Hong Sheng nodded his head, not trusting his voice. Head spinning, he eventually asked, “What about your parents?”

Lu Hao smiled, his dark eyes twinkling in the sunlight. “They’re on a vacation trip to Iceland for several months. You don’t have to worry about them.”

With the matter decided, Lu Hao stood and patted Hong Sheng on the shoulder.

“We’ll hire movers to bring your things,” he said.

And without even letting Hong Sheng refuse, he walked out.

 

Hong Sheng didn’t have much, so he desperately called Lu Hao to refuse the movers. “That’s fine. Just bring yourself then,” Lu Hao had said, leaving Hong Sheng feeling dizzy.

Hong Sheng stepped into the villa, the future base of operations, much earlier than he had expected. He thought that in the three months before the apocalypse he would be rebuilding Lu Hao’s trust and paving the way toward being invited to escape the city with him. He hadn’t thought that coming to the villa would be as simple as this.

The villa was large and open. The windows streamed in heavy sunlight, and trees swayed in the wind outside. It was beautiful, but also defenseless. In the past life, it had already been converted to a fortress by the time Hong Sheng had arrived. The windows had been welded shut with metal, and barricades impeded anything from approaching too quickly.

But for now it was a home, bright and airy.

“Hong Sheng, your room will be on the third floor,” Lu Hao said. Hong Sheng followed him up the steps, and gaped in surprise when Lu Hao pushed open the door to the balcony room.

In the past life, Lu Hao had used this room as the core of the stronghold. It was far away from all entryways, making it the easiest place to defend from invaders. It also had a small balcony from which one could climb onto the roof. Hong Sheng had used this position to snipe at faraway zombies before.

It was a stroke of luck to be offered this place. In fact, it felt almost too good for him. But Lu Hao had already prepared a bed and furniture for him, and he had even smiled and said, “My room is right across the hall from yours,” so Hong Sheng lost all will to refuse.

“Thank you,” he said instead, face turned to the floor.

“Hong Sheng.” A large hand grasped his chin, tilting Hong Sheng’s face up. Lu Hao looked at him warmly. “If you’re going to thank me, look at me when you do.”

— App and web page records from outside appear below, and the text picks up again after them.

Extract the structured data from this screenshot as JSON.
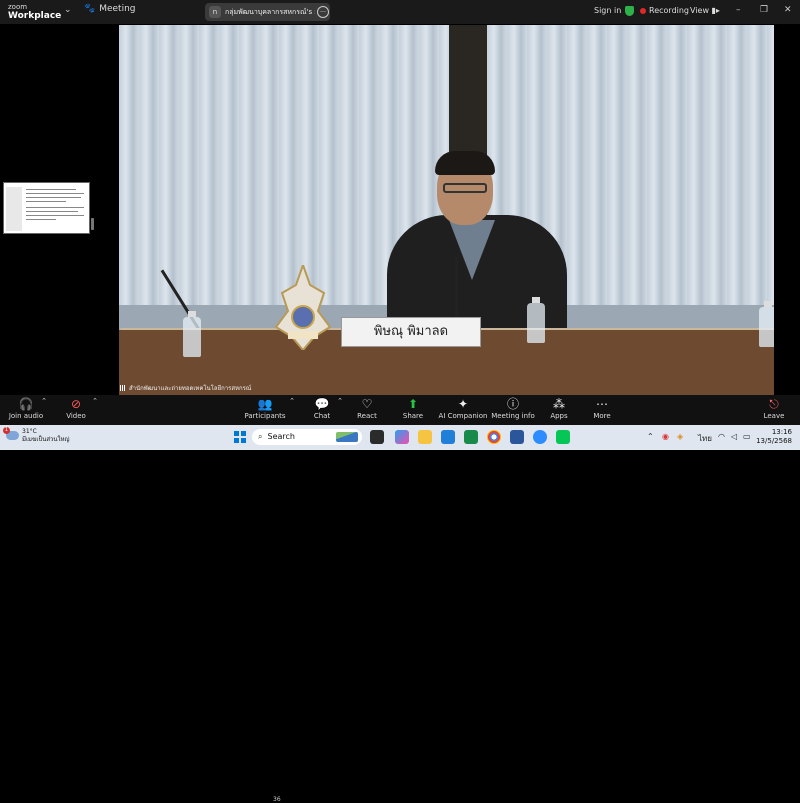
{
  "app": {
    "brand_line1": "zoom",
    "brand_line2": "Workplace",
    "meeting_label": "Meeting"
  },
  "share_pill": {
    "initial": "n",
    "text": "กลุ่มพัฒนาบุคลากรสหกรณ์'s screen"
  },
  "topbar": {
    "sign_in": "Sign in",
    "recording": "Recording",
    "view": "View",
    "min": "–",
    "restore": "❐",
    "close": "✕"
  },
  "video": {
    "nameplate": "พิษณุ พิมาลด",
    "watermark": "สำนักพัฒนาและถ่ายทอดเทคโนโลยีการสหกรณ์"
  },
  "toolbar": {
    "join_audio": "Join audio",
    "video": "Video",
    "participants": "Participants",
    "participants_count": "36",
    "chat": "Chat",
    "react": "React",
    "share": "Share",
    "ai_companion": "AI Companion",
    "meeting_info": "Meeting info",
    "apps": "Apps",
    "more": "More",
    "leave": "Leave"
  },
  "taskbar": {
    "weather_temp": "31°C",
    "weather_desc": "มีเมฆเป็นส่วนใหญ่",
    "weather_badge": "1",
    "search": "Search",
    "lang": "ไทย",
    "time": "13:16",
    "date": "13/5/2568"
  },
  "colors": {
    "toolbar_bg": "#111111",
    "share_green": "#27c442",
    "recording_red": "#e02828",
    "taskbar_bg": "#dfe6f0"
  }
}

Hong Sheng’s face flushed and he sputtered, jerking away from the sudden intimacy. Lu Hao laughed and released him.

“You never change,” he said. His voice was unmistakably happy.

68